Last week I entered the NY-GEO Top Job competition, held each year at the annual NY-GEO conference. I presented a project I did in Rhinebeck, NY. The home was built in 2003 and was recently bought by a couple who wanted to convert the existing heating system to geothermal heating and cooling, and get off of fossil fuel. I helped them convert their home to Zero Net Energy and performed a Deep Energy Retrofit to get them there.
The big challenge was the attic. The second floor of the home projects into the attic, and rather than most of the walls being shared interior ones, they are exterior. The majority of them have the attic on the other side. In addition, the attic floor has many openings that go down into the extensive interstitial spaces formed by tray ceilings and other architectural forms that leave large spaces behind the walls. The interior walls facing the attic were insulated with fiberglass insulation without any backing. Fiberglass and other air open insulation needs to be air sealed on all six sides, or air washing will eliminate most or all of its insulating capability. The exposed fiberglass insulating these walls failed to insulated and might as well have not been there.
The openings in the attic floor allowed cold air from the attic to infiltrate down into the interstitial spaces, cooling them as the cold air displaced the warmer air. This is a huge problem with houses built with tray ceilings and other voids behind the walls and ceilings, known as interstitial spaces. The builder commonly frames these spaces in such a way that they are open to each other, and the attic, since the sheetrock is only on the finished side of the framing. Cold air is heavier than warm air and falls down into these spaces, chilling the sheetrock and adding significant, but hidden, heating loads. Blower door testing will not reveal this problem because the sheetrock traps the air behind itself. Manual J calculations do not take this load into account because it is not expected.
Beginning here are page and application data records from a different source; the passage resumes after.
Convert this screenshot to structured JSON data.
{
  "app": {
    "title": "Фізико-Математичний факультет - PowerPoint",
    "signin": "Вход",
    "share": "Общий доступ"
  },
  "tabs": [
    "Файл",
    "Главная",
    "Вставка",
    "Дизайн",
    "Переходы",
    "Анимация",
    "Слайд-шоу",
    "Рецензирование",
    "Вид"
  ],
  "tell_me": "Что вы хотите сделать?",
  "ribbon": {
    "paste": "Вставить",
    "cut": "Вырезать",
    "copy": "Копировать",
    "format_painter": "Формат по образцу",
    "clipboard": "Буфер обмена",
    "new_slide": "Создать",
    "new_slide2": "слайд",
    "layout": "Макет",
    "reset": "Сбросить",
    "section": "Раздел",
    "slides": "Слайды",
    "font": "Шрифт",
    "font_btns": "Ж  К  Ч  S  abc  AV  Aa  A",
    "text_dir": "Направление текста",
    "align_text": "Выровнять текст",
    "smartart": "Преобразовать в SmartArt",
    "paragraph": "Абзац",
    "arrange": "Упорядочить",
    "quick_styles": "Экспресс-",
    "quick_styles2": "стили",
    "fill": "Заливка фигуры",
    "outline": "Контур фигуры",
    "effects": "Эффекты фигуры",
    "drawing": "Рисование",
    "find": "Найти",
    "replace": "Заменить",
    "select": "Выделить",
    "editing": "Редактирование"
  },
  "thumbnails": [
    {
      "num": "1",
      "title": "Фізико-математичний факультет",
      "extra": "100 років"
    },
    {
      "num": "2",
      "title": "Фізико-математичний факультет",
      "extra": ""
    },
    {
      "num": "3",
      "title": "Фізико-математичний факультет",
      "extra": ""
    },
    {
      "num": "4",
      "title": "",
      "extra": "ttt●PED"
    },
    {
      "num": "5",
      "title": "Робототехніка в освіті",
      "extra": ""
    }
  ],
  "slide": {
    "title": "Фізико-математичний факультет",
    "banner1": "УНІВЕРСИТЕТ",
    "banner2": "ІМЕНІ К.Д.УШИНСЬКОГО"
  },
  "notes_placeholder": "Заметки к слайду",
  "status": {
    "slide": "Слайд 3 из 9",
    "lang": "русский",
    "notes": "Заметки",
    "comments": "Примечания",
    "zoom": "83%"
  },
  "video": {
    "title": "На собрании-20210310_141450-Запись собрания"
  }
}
The nonfunctioning insulation and the air bypasses created heating loads that were more than the calculated heating load for the building. The manual J calculations were thus less than half of the actual heating load. The only way to fix these problems was to insulate the roof with closed cell, two pound, spray foam. Had I failed to remedy this situation, this would have been a failed geothermal HVAC retrofit.
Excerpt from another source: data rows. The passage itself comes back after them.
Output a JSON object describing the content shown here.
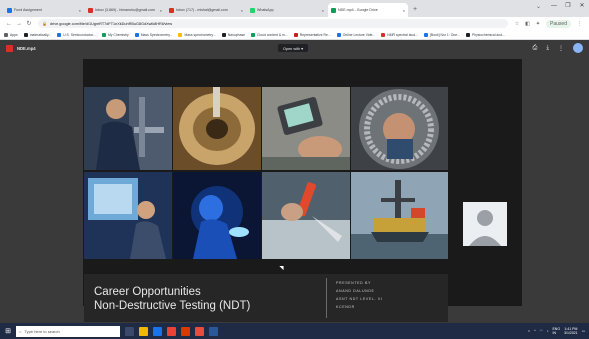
{
  "browser": {
    "tabs": [
      {
        "label": "Fund Assignment",
        "color": "#1a73e8",
        "active": false
      },
      {
        "label": "Inbox (3,869) - himanshu@gmail.com",
        "color": "#d93025",
        "active": false
      },
      {
        "label": "Inbox (717) - mishal@gmail.com",
        "color": "#d93025",
        "active": false
      },
      {
        "label": "WhatsApp",
        "color": "#25d366",
        "active": false
      },
      {
        "label": "NDE.mp4 - Google Drive",
        "color": "#0f9d58",
        "active": true
      }
    ],
    "new_tab": "+",
    "url": "drive.google.com/file/d/1UgmRT7dFT1nXkDuhRBuG8GdXwlk8HRil/view",
    "profile_status": "Paused",
    "bookmarks": [
      {
        "label": "Apps",
        "color": "#5f6368"
      },
      {
        "label": "matmatically...",
        "color": "#202124"
      },
      {
        "label": "U.S. Semiconductor...",
        "color": "#1a73e8"
      },
      {
        "label": "My Chemistry",
        "color": "#0f9d58"
      },
      {
        "label": "Mass Spectrometry...",
        "color": "#1a73e8"
      },
      {
        "label": "Mass spectrometry...",
        "color": "#fbbc04"
      },
      {
        "label": "Nanophase",
        "color": "#202124"
      },
      {
        "label": "Cloud content & m...",
        "color": "#0f9d58"
      },
      {
        "label": "Representative Re...",
        "color": "#c5221f"
      },
      {
        "label": "Online Lecture Vide...",
        "color": "#1a73e8"
      },
      {
        "label": "NMR spectral stud...",
        "color": "#d93025"
      },
      {
        "label": "[Book] Nor 1: One...",
        "color": "#1a73e8"
      },
      {
        "label": "Physiochemical and...",
        "color": "#202124"
      }
    ]
  },
  "viewer": {
    "file_name": "NDE.mp4",
    "open_with": "Open with ▾"
  },
  "slide": {
    "title_line1": "Career Opportunities",
    "title_line2": "Non-Destructive Testing (NDT)",
    "presenter": [
      "PRESENTED BY",
      "ANAND DALUNDE",
      "ASNT NDT LEVEL- III",
      "KCENDR"
    ]
  },
  "taskbar": {
    "search_placeholder": "Type here to search",
    "clock_time": "1:41 PM",
    "clock_date": "3/1/2021",
    "lang": "ENG\nIN"
  },
  "colors": {
    "viewer_bg": "#3a3a3a",
    "taskbar_bg": "#1f2a44"
  }
}
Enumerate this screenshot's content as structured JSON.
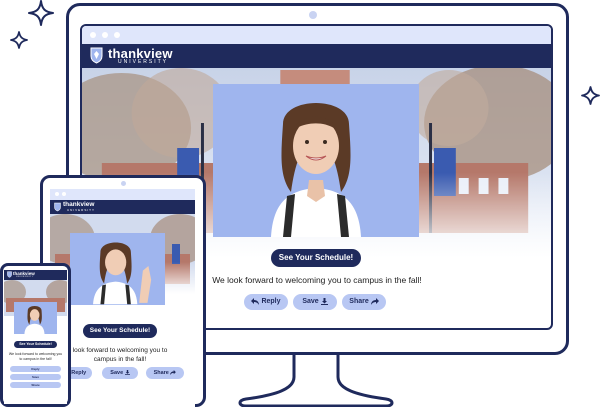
{
  "brand": {
    "name": "thankview",
    "subtitle": "UNIVERSITY"
  },
  "desktop": {
    "cta_label": "See Your Schedule!",
    "message": "We look forward to welcoming you to campus in the fall!",
    "buttons": {
      "reply": "Reply",
      "save": "Save",
      "share": "Share"
    }
  },
  "tablet": {
    "cta_label": "See Your Schedule!",
    "message": "look forward to welcoming you to campus in the fall!",
    "buttons": {
      "reply": "Reply",
      "save": "Save",
      "share": "Share"
    }
  },
  "phone": {
    "cta_label": "See Your Schedule!",
    "message": "We look forward to welcoming you to campus in the fall!",
    "buttons": {
      "reply": "Reply",
      "save": "Save",
      "share": "Share"
    }
  },
  "colors": {
    "navy": "#1f2a5c",
    "light_blue": "#b8c7f3",
    "video_bg": "#9fb5ee"
  }
}
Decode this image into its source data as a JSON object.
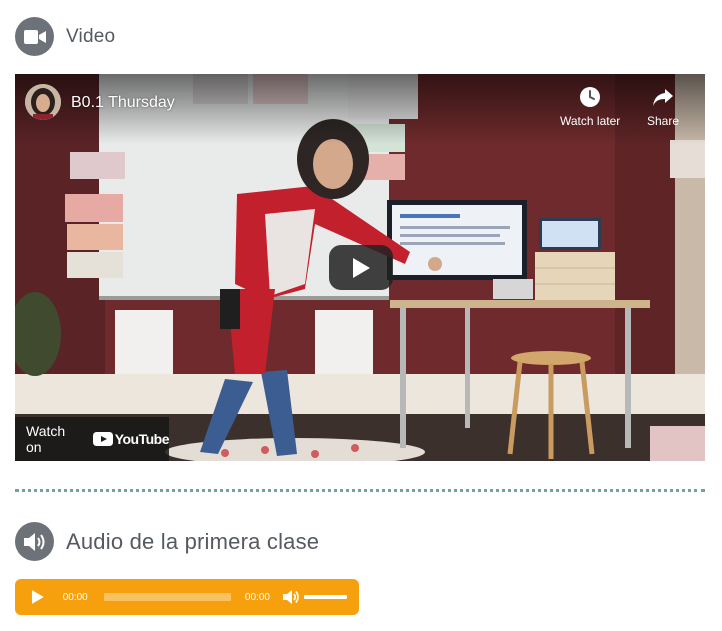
{
  "video_section": {
    "title": "Video",
    "icon": "video-camera-icon",
    "player": {
      "title": "B0.1 Thursday",
      "watch_later_label": "Watch later",
      "share_label": "Share",
      "watch_on_label": "Watch on",
      "youtube_label": "YouTube",
      "icons": [
        "channel-avatar",
        "clock-icon",
        "share-arrow-icon",
        "play-icon",
        "youtube-logo-icon"
      ]
    }
  },
  "audio_section": {
    "title": "Audio de la primera clase",
    "icon": "speaker-icon",
    "player": {
      "current_time": "00:00",
      "duration": "00:00",
      "progress": 0,
      "volume": 1,
      "accent_color": "#f7a00d"
    }
  },
  "colors": {
    "icon_circle": "#6d7278",
    "divider": "#6fa3a6",
    "youtube_red": "#ff0000"
  }
}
The roof was insulated with 6” of closed cell spray foam, with the edges of the roof rafters covered with at least two inches of the foam. This created an intentionally conditioned attic that is air sealed. The owners removed all of the fiberglass insulation from the attic, not wanting the fibers floating around the house. We covered all of the wood in the roof with the foam insulation to eliminate thermal bypasses and prevent micro channels along the rafters that would allow moisture to migrate to the sheathing.
The basement is the other place we did DER improvements. A two inch layer of Dow Thermax insulation was installed directly onto the concrete basement walls. Thermax is the only foam insulation that is listed as a finished wall product and can be left exposed. It has a vinyl off white covering which provides an acceptable, easy to clean surface. The rim joist was insulated with three inches of closed cell spray foam to air seal and insulate this important area. The existing fiberglass insulation in the rim joist did neither.
Due to the relative newness of the windows and exterior cladding, bricks and stucco, we left the walls alone. There was not enough value to justify spending the time and money on these. In the future, when the windows wear out, they can be replaced. The energy savings from the work we did are more than 60%. The testing and energy evaluations done did not fully reflect these savings because the software does not take the poorly performing insulation and the interstitial thermal bypasses into account. It was my knowledge of how these components actually work that made the need for and the value of these improvements clear.
If you go to the power point presentation I made at the NY-GEO conference you will find more information on the project. It also has information on the geothermal HVAC system and the solar PV system that complete the Zero Net Energy Solution.